The growth of the town placed severe strains on the supply of water, especially during the dry season. Complaints by the burgesses of the town resulted in numerous reports by geologists and hydrologists throughout the later nineteenth and early twentieth centuries, but the problem was not solved until the Navet Dam was constructed in the 1930s.
The nearby oil refinery at Pointe-à-Pierre played an important role in San Fernando's development between World War II and the 1980s. The refinery was constructed by Trinidad Leaseholds Limited during World War II, and constituted one of the largest contributions to the war effort by a private company. The "oil boom" of the 1970s and '80s led to the growth of the suburbs of San Fernando, especially Marabella (to the north) and Gasparillo (to the east) of the Pointe-à-Pierre refinery. In 1991 the boundaries of the city were extended, bringing the refinery (the largest in the Caribbean) immediately adjacent to the City's northern boundary. The extended City now includes the suburbs of Marabella, Bel Air, Gulf View and Cocoyea...

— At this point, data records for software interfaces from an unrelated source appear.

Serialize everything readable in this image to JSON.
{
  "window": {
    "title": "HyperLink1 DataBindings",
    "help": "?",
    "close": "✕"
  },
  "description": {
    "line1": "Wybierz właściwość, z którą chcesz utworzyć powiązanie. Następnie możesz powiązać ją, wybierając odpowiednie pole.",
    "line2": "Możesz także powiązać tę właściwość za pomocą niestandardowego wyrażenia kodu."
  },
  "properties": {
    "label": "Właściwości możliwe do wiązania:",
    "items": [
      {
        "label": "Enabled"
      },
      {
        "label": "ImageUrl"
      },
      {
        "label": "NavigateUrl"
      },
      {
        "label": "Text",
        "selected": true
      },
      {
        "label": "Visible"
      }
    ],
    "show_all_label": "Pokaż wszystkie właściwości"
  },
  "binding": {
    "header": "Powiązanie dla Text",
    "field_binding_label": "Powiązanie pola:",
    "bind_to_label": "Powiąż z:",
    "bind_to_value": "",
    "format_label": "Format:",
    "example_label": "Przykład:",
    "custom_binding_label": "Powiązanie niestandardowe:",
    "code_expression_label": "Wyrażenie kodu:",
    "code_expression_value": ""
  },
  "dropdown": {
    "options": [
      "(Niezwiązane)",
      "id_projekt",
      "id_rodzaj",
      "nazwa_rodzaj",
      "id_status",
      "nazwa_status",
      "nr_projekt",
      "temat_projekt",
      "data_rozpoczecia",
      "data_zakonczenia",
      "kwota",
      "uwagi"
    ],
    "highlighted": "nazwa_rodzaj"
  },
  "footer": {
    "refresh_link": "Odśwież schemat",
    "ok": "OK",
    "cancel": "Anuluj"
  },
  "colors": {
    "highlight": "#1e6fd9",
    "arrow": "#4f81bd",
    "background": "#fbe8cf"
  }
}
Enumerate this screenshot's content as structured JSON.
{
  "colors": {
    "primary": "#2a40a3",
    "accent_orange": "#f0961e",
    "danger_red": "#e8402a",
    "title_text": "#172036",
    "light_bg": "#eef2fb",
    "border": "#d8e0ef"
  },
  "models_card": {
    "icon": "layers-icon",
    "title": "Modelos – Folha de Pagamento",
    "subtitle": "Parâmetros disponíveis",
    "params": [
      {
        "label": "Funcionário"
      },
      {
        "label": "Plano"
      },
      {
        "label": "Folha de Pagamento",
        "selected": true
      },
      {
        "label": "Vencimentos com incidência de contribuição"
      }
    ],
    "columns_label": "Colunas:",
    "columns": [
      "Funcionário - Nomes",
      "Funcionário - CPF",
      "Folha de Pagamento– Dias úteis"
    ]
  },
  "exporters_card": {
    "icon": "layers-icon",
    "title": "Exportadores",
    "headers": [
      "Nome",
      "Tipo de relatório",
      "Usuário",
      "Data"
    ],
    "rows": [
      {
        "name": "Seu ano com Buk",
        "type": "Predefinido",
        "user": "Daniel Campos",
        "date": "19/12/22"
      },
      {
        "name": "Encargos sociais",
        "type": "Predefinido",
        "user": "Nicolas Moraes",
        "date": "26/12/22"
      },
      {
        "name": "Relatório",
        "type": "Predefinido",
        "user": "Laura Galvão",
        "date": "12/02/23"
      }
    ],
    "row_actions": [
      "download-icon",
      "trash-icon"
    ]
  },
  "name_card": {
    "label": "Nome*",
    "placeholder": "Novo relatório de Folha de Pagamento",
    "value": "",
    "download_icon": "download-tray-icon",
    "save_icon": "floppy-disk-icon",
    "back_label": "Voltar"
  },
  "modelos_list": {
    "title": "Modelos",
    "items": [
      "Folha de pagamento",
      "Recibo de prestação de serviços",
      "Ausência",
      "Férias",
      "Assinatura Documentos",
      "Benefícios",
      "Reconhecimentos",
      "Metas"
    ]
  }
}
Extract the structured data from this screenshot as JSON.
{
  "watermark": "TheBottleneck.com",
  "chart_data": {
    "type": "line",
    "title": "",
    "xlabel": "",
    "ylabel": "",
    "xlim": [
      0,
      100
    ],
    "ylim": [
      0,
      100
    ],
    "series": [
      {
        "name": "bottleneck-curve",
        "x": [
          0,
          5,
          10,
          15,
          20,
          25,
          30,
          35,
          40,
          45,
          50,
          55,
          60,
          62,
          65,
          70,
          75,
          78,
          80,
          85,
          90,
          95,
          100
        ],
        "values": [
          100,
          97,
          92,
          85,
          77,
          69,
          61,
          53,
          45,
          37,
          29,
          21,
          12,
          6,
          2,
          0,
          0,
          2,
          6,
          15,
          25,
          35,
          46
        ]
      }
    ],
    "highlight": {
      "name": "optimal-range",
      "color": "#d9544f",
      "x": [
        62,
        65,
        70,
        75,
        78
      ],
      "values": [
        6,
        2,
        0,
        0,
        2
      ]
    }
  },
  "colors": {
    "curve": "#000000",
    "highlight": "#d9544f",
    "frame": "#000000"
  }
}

Icacos is a tiny village on the extreme southern peninsula of Trinidad. The village is largely sustained by the fishing industry. The drive is quite picturesque. Along the beach you'll have quite a lot of very good opportunities for photography of the nearby Venezuelan coastline...